◆ **Excerpts from a dataset**
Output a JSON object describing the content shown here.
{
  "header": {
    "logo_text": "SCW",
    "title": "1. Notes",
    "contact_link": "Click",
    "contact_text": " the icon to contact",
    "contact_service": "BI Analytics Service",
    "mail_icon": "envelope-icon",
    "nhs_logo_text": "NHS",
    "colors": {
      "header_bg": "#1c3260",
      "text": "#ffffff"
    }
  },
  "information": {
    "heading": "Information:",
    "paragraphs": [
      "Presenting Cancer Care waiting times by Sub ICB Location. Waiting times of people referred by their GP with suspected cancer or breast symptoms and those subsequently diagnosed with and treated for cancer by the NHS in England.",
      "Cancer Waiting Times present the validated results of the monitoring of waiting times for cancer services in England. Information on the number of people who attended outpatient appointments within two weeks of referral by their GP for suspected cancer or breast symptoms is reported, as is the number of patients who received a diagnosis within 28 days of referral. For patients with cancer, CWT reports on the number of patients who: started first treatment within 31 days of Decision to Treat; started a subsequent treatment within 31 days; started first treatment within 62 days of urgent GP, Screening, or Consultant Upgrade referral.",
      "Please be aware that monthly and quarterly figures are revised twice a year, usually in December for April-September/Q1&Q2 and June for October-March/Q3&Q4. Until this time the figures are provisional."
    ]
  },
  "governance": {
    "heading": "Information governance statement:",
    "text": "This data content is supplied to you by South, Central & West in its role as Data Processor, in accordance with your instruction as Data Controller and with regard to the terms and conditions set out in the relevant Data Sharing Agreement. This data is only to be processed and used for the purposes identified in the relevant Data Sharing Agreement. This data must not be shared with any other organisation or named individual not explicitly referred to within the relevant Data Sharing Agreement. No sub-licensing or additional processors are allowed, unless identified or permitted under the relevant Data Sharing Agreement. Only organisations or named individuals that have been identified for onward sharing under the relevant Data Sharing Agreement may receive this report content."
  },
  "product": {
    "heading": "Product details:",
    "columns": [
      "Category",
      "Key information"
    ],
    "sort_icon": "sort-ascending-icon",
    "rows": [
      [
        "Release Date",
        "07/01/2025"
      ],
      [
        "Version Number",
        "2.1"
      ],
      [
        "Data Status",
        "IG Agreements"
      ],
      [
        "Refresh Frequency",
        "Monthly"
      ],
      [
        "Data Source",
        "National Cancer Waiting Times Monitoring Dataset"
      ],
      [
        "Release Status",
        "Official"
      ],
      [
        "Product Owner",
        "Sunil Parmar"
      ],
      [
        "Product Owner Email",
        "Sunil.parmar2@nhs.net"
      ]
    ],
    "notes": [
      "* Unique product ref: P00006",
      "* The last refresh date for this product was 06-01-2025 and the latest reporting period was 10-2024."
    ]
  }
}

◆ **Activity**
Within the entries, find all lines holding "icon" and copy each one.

◆ **Worked solution**
    "contact_text": " the icon to contact",
    "mail_icon": "envelope-icon",
    "sort_icon": "sort-ascending-icon",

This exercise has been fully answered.